|There are no mixed feelings here. This book is unfair and one-sided. John U. Bacon is clearly suffering from a form of Stockholm syndrome from being embedded with Rodriguez and his staff for the past three years.
They feel Carr did the right thing by not talking to Bacon about this book, because, as happened to RichRod again and again, his words would surely backfire and/or be misconstrued. Besides, Carr’s record with his players and with U-M stand on their own. And what would he possibly have to gain from engaging in he-said, she-said at this point?
They will be quick to point out a story or two in the book where they feel Carr was misrepresented & will use that to fuel a Clintonesque attack to discredit how Carr was represented in the entire tome.
|The vast majority of "regular" M fans. Beyond sanctions and horrible & embarrassing results, they bleed Maize ‘n Blue. But the OSU, MSU and bowl poundings put them over the edge with ol’ Rich Rod.
Since Hoke Hire: Thrilled with Hoke. Most of these fans will have selective memory about their support for RichRod. (“I knew that guy was wrong for this job..I knew it!”) No they didn’t.
|Disappointed in so many Michigan people involved in the book and really hate seeing the dirty laundry out there.
But they are fully behind Hoke now and RichRod is now just a character in a few of their knee-slapping jokes at tailgates.
|Group that was good with Rodriguez & think he deserved one more year. That said, they understand that DB had to fire Rodriguez as much for the "sense" of Rodriguez in the media and among the alumni and fans, as for the 15-22 record. The man had become a toxic asset.
Since Hoke Hire: Real happy with Hoke’s success, cautiously optimistic about the future.
|Oh man. First off, a stiff Bourbon. Second off, they eat up this kind of thing.
As deep thinkers, they are clamoring to form
These fierce pragmatists know there are two sides to every tale and it hurts them, almost literally, that Bacon couldn’t get Carr to offer his perspective on the past three years.
|Much like the Second Estate of Pre-Revolutionary France, they make up a tiny portion of Michigan fans, but they control a disproportionate amount of influence. They are Champions Lot parkers. They’re guys that Brandon sees and immediately knows he needs to go chat up. (Note that Brandon, himself, would be of the Second Estate). DB is loyal to them, but he is also well aware that he needs them. They are Cotton Pickin’ Blues generally, they want wins the right way–no scandals, no embarrassment, no negative press.

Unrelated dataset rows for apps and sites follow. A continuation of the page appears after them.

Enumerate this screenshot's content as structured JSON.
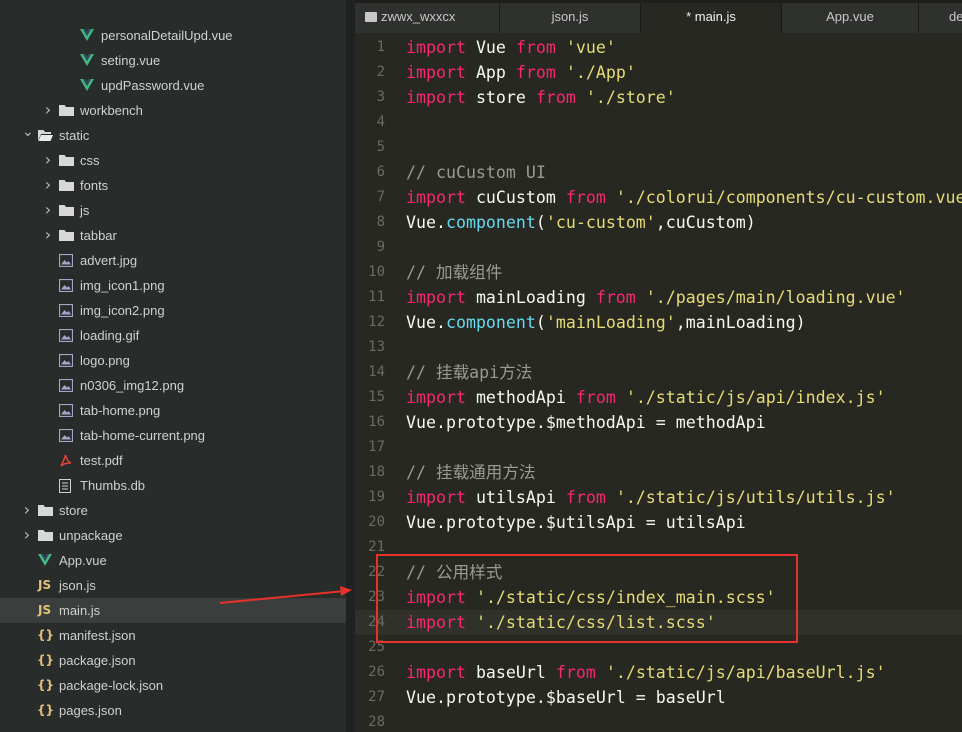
{
  "sidebar": {
    "items": [
      {
        "label": "personalDetailUpd.vue",
        "icon": "vue-icon",
        "indent": 3,
        "arrow": ""
      },
      {
        "label": "seting.vue",
        "icon": "vue-icon",
        "indent": 3,
        "arrow": ""
      },
      {
        "label": "updPassword.vue",
        "icon": "vue-icon",
        "indent": 3,
        "arrow": ""
      },
      {
        "label": "workbench",
        "icon": "folder-icon",
        "indent": 2,
        "arrow": "right"
      },
      {
        "label": "static",
        "icon": "folder-open-icon",
        "indent": 1,
        "arrow": "down"
      },
      {
        "label": "css",
        "icon": "folder-icon",
        "indent": 2,
        "arrow": "right"
      },
      {
        "label": "fonts",
        "icon": "folder-icon",
        "indent": 2,
        "arrow": "right"
      },
      {
        "label": "js",
        "icon": "folder-icon",
        "indent": 2,
        "arrow": "right"
      },
      {
        "label": "tabbar",
        "icon": "folder-icon",
        "indent": 2,
        "arrow": "right"
      },
      {
        "label": "advert.jpg",
        "icon": "image-icon",
        "indent": 2,
        "arrow": ""
      },
      {
        "label": "img_icon1.png",
        "icon": "image-icon",
        "indent": 2,
        "arrow": ""
      },
      {
        "label": "img_icon2.png",
        "icon": "image-icon",
        "indent": 2,
        "arrow": ""
      },
      {
        "label": "loading.gif",
        "icon": "image-icon",
        "indent": 2,
        "arrow": ""
      },
      {
        "label": "logo.png",
        "icon": "image-icon",
        "indent": 2,
        "arrow": ""
      },
      {
        "label": "n0306_img12.png",
        "icon": "image-icon",
        "indent": 2,
        "arrow": ""
      },
      {
        "label": "tab-home.png",
        "icon": "image-icon",
        "indent": 2,
        "arrow": ""
      },
      {
        "label": "tab-home-current.png",
        "icon": "image-icon",
        "indent": 2,
        "arrow": ""
      },
      {
        "label": "test.pdf",
        "icon": "pdf-icon",
        "indent": 2,
        "arrow": ""
      },
      {
        "label": "Thumbs.db",
        "icon": "file-icon",
        "indent": 2,
        "arrow": ""
      },
      {
        "label": "store",
        "icon": "folder-icon",
        "indent": 1,
        "arrow": "right"
      },
      {
        "label": "unpackage",
        "icon": "folder-icon",
        "indent": 1,
        "arrow": "right"
      },
      {
        "label": "App.vue",
        "icon": "vue-icon",
        "indent": 1,
        "arrow": ""
      },
      {
        "label": "json.js",
        "icon": "js-icon",
        "indent": 1,
        "arrow": ""
      },
      {
        "label": "main.js",
        "icon": "js-icon",
        "indent": 1,
        "arrow": "",
        "selected": true
      },
      {
        "label": "manifest.json",
        "icon": "json-icon",
        "indent": 1,
        "arrow": ""
      },
      {
        "label": "package.json",
        "icon": "json-icon",
        "indent": 1,
        "arrow": ""
      },
      {
        "label": "package-lock.json",
        "icon": "json-icon",
        "indent": 1,
        "arrow": ""
      },
      {
        "label": "pages.json",
        "icon": "json-icon",
        "indent": 1,
        "arrow": ""
      }
    ]
  },
  "tabs": [
    {
      "label": "zwwx_wxxcx",
      "icon": "folder-icon",
      "active": false
    },
    {
      "label": "json.js",
      "icon": "",
      "active": false
    },
    {
      "label": "* main.js",
      "icon": "",
      "active": true
    },
    {
      "label": "App.vue",
      "icon": "",
      "active": false
    },
    {
      "label": "de",
      "icon": "",
      "active": false
    }
  ],
  "editor": {
    "active_line": 24,
    "lines": [
      {
        "n": "1",
        "t": [
          [
            "kw",
            "import"
          ],
          [
            "p",
            " Vue "
          ],
          [
            "kw",
            "from"
          ],
          [
            "p",
            " "
          ],
          [
            "str",
            "'vue'"
          ]
        ]
      },
      {
        "n": "2",
        "t": [
          [
            "kw",
            "import"
          ],
          [
            "p",
            " App "
          ],
          [
            "kw",
            "from"
          ],
          [
            "p",
            " "
          ],
          [
            "str",
            "'./App'"
          ]
        ]
      },
      {
        "n": "3",
        "t": [
          [
            "kw",
            "import"
          ],
          [
            "p",
            " store "
          ],
          [
            "kw",
            "from"
          ],
          [
            "p",
            " "
          ],
          [
            "str",
            "'./store'"
          ]
        ]
      },
      {
        "n": "4",
        "t": []
      },
      {
        "n": "5",
        "t": []
      },
      {
        "n": "6",
        "t": [
          [
            "cm",
            "// cuCustom UI"
          ]
        ]
      },
      {
        "n": "7",
        "t": [
          [
            "kw",
            "import"
          ],
          [
            "p",
            " cuCustom "
          ],
          [
            "kw",
            "from"
          ],
          [
            "p",
            " "
          ],
          [
            "str",
            "'./colorui/components/cu-custom.vue'"
          ]
        ]
      },
      {
        "n": "8",
        "t": [
          [
            "p",
            "Vue."
          ],
          [
            "fn",
            "component"
          ],
          [
            "p",
            "("
          ],
          [
            "str",
            "'cu-custom'"
          ],
          [
            "p",
            ",cuCustom)"
          ]
        ]
      },
      {
        "n": "9",
        "t": []
      },
      {
        "n": "10",
        "t": [
          [
            "cm",
            "// 加载组件"
          ]
        ]
      },
      {
        "n": "11",
        "t": [
          [
            "kw",
            "import"
          ],
          [
            "p",
            " mainLoading "
          ],
          [
            "kw",
            "from"
          ],
          [
            "p",
            " "
          ],
          [
            "str",
            "'./pages/main/loading.vue'"
          ]
        ]
      },
      {
        "n": "12",
        "t": [
          [
            "p",
            "Vue."
          ],
          [
            "fn",
            "component"
          ],
          [
            "p",
            "("
          ],
          [
            "str",
            "'mainLoading'"
          ],
          [
            "p",
            ",mainLoading)"
          ]
        ]
      },
      {
        "n": "13",
        "t": []
      },
      {
        "n": "14",
        "t": [
          [
            "cm",
            "// 挂载api方法"
          ]
        ]
      },
      {
        "n": "15",
        "t": [
          [
            "kw",
            "import"
          ],
          [
            "p",
            " methodApi "
          ],
          [
            "kw",
            "from"
          ],
          [
            "p",
            " "
          ],
          [
            "str",
            "'./static/js/api/index.js'"
          ]
        ]
      },
      {
        "n": "16",
        "t": [
          [
            "p",
            "Vue.prototype.$methodApi = methodApi"
          ]
        ]
      },
      {
        "n": "17",
        "t": []
      },
      {
        "n": "18",
        "t": [
          [
            "cm",
            "// 挂载通用方法"
          ]
        ]
      },
      {
        "n": "19",
        "t": [
          [
            "kw",
            "import"
          ],
          [
            "p",
            " utilsApi "
          ],
          [
            "kw",
            "from"
          ],
          [
            "p",
            " "
          ],
          [
            "str",
            "'./static/js/utils/utils.js'"
          ]
        ]
      },
      {
        "n": "20",
        "t": [
          [
            "p",
            "Vue.prototype.$utilsApi = utilsApi"
          ]
        ]
      },
      {
        "n": "21",
        "t": []
      },
      {
        "n": "22",
        "t": [
          [
            "cm",
            "// 公用样式"
          ]
        ]
      },
      {
        "n": "23",
        "t": [
          [
            "kw",
            "import"
          ],
          [
            "p",
            " "
          ],
          [
            "str",
            "'./static/css/index_main.scss'"
          ]
        ]
      },
      {
        "n": "24",
        "t": [
          [
            "kw",
            "import"
          ],
          [
            "p",
            " "
          ],
          [
            "str",
            "'./static/css/list.scss'"
          ]
        ]
      },
      {
        "n": "25",
        "t": []
      },
      {
        "n": "26",
        "t": [
          [
            "kw",
            "import"
          ],
          [
            "p",
            " baseUrl "
          ],
          [
            "kw",
            "from"
          ],
          [
            "p",
            " "
          ],
          [
            "str",
            "'./static/js/api/baseUrl.js'"
          ]
        ]
      },
      {
        "n": "27",
        "t": [
          [
            "p",
            "Vue.prototype.$baseUrl = baseUrl"
          ]
        ]
      },
      {
        "n": "28",
        "t": []
      }
    ]
  },
  "colors": {
    "annotation": "#e8312a",
    "keyword": "#f92672",
    "string": "#e6db74",
    "function": "#66d9ef",
    "comment": "#9a9a8e",
    "vue": "#41b883",
    "js": "#e5c07b",
    "json": "#e5c07b"
  }
}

Since Hoke Hire: Couldn’t have gone better. Got their man, didn’t have to pay a fortune, Ohio State is sinking and Hoke stays on message.
|They feel Bacon’s story is a mere interpretation of the past three years, but it is incomplete, one-sided and worst of all, detrimental to the Michigan brand. Privately, many of them will tell you they enjoyed seeing Bill Martin worked over. Also privately they will tell you that they respect Bacon’s work.

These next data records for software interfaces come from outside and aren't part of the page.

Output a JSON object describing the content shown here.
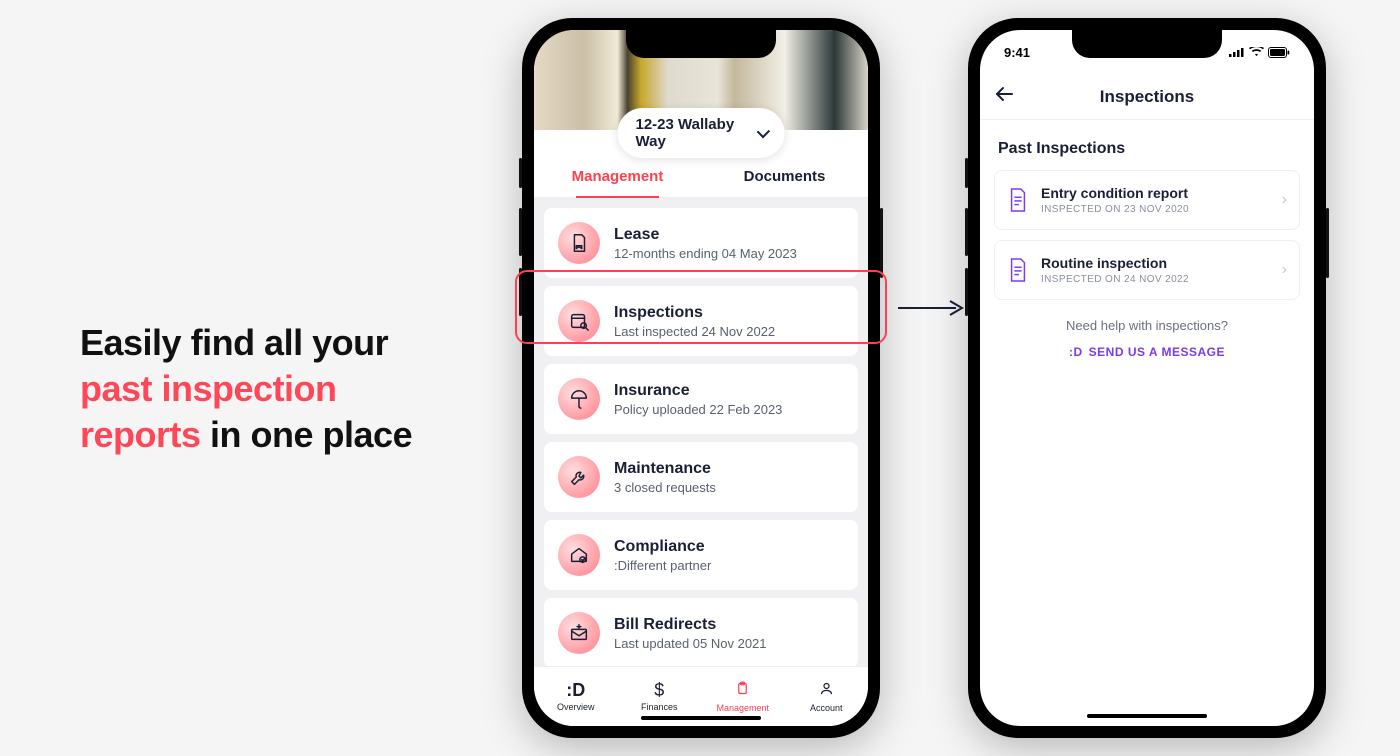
{
  "headline": {
    "line1": "Easily find all your",
    "line2_accent": "past inspection",
    "line3_accent": "reports",
    "line3_rest": " in one place"
  },
  "colors": {
    "accent": "#ff4757",
    "brand_purple": "#7c3aed"
  },
  "phone1": {
    "property_name": "12-23 Wallaby Way",
    "tabs": {
      "management": "Management",
      "documents": "Documents"
    },
    "cards": [
      {
        "title": "Lease",
        "subtitle": "12-months ending 04 May 2023"
      },
      {
        "title": "Inspections",
        "subtitle": "Last inspected 24 Nov 2022"
      },
      {
        "title": "Insurance",
        "subtitle": "Policy uploaded 22 Feb 2023"
      },
      {
        "title": "Maintenance",
        "subtitle": "3 closed requests"
      },
      {
        "title": "Compliance",
        "subtitle": ":Different partner"
      },
      {
        "title": "Bill Redirects",
        "subtitle": "Last updated 05 Nov 2021"
      }
    ],
    "nav": {
      "overview": "Overview",
      "finances": "Finances",
      "management": "Management",
      "account": "Account"
    }
  },
  "phone2": {
    "status_time": "9:41",
    "header_title": "Inspections",
    "section_title": "Past Inspections",
    "items": [
      {
        "title": "Entry condition report",
        "subtitle": "INSPECTED ON 23 NOV 2020"
      },
      {
        "title": "Routine inspection",
        "subtitle": "INSPECTED ON 24 NOV 2022"
      }
    ],
    "help_question": "Need help with inspections?",
    "help_cta_logo": ":D",
    "help_cta": "SEND US A MESSAGE"
  }
}
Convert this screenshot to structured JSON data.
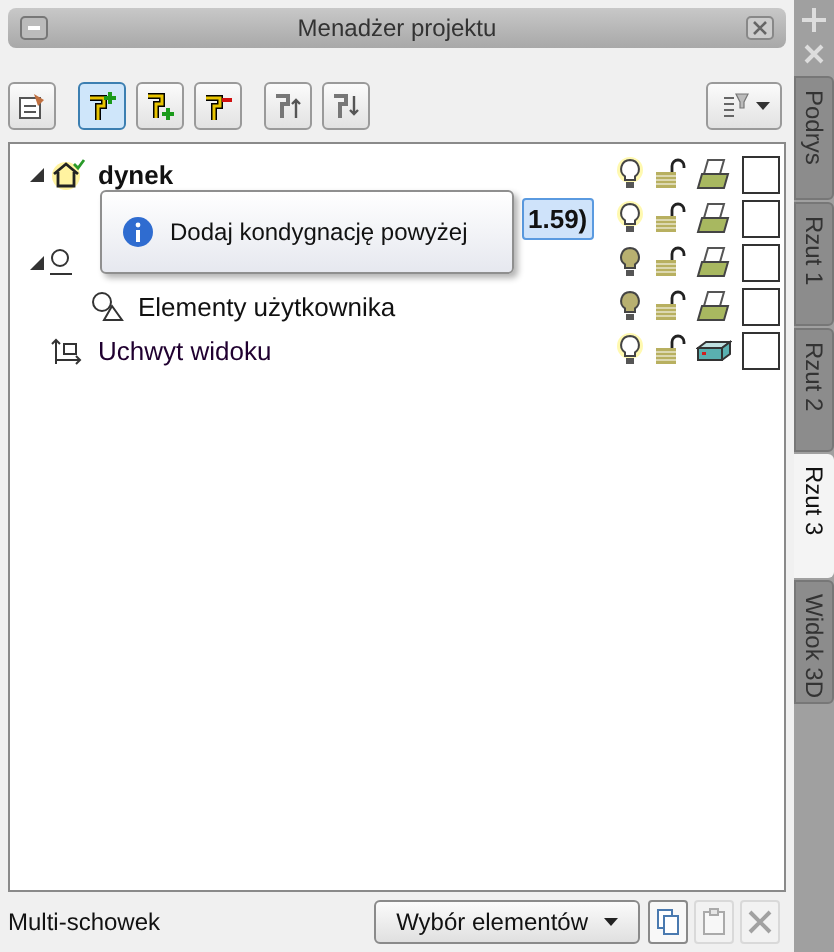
{
  "window": {
    "title": "Menadżer projektu"
  },
  "toolbar": [
    {
      "kind": "properties",
      "selected": false
    },
    {
      "kind": "add-above",
      "selected": true
    },
    {
      "kind": "add-below",
      "selected": false
    },
    {
      "kind": "remove",
      "selected": false
    },
    {
      "kind": "move-up",
      "selected": false
    },
    {
      "kind": "move-down",
      "selected": false
    },
    {
      "kind": "filter",
      "selected": false
    }
  ],
  "tree": [
    {
      "kind": "building",
      "label": "dynek",
      "expanded": true,
      "light": true,
      "checked": false,
      "selected": false,
      "children": [
        {
          "kind": "level",
          "label": "1.59)",
          "light": true,
          "checked": false,
          "selected": true
        }
      ]
    },
    {
      "kind": "group",
      "expanded": true,
      "light": false,
      "checked": false,
      "selected": false,
      "children": [
        {
          "kind": "user-elements",
          "label": "Elementy użytkownika",
          "light": false,
          "checked": false,
          "selected": false
        }
      ]
    },
    {
      "kind": "view-handle",
      "label": "Uchwyt widoku",
      "light": true,
      "checked": false,
      "selected": false
    }
  ],
  "tooltip": {
    "text": "Dodaj kondygnację powyżej"
  },
  "footer": {
    "label": "Multi-schowek",
    "dropdown": "Wybór elementów",
    "buttons": [
      {
        "kind": "copy",
        "disabled": false
      },
      {
        "kind": "paste",
        "disabled": true
      },
      {
        "kind": "delete",
        "disabled": true
      }
    ]
  },
  "side_tabs": [
    {
      "label": "Podrys",
      "selected": false
    },
    {
      "label": "Rzut 1",
      "selected": false
    },
    {
      "label": "Rzut 2",
      "selected": false
    },
    {
      "label": "Rzut 3",
      "selected": true
    },
    {
      "label": "Widok 3D",
      "selected": false
    }
  ]
}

All that said, they will work with Brandon to quiet the buzz about the book. Where possible, they will refute and discredit some of the facts/stories in the book through influential back channels. Watch out.
|The fanatical faction of Michigan fandom, named for Capt. Stephen Decatur of the U.S. Navy who famously said, "Our Country! In her intercourse with foreign nations may she always be in the right; but right or wrong, our country!" Basically "I love the guy in charge, no matter who it is today. Go Blue!".
Since Hoke Hire: Go Blue!
|What book? Like some former coach used to say, “It’s in the past!”
Go Hoke, Go Blue, Beat [insert nickname of next team we’re scheduled to play]!
Good for Moe’s and UGP for scoring an exclusive partnership with the Bo people. A portion of the proceeds from each sale of Bo Schembechler apparel will be donated to the Heart of a Champion Research Fund and they’re nice:
Rumor has so additional designs are in the works so stay tuned.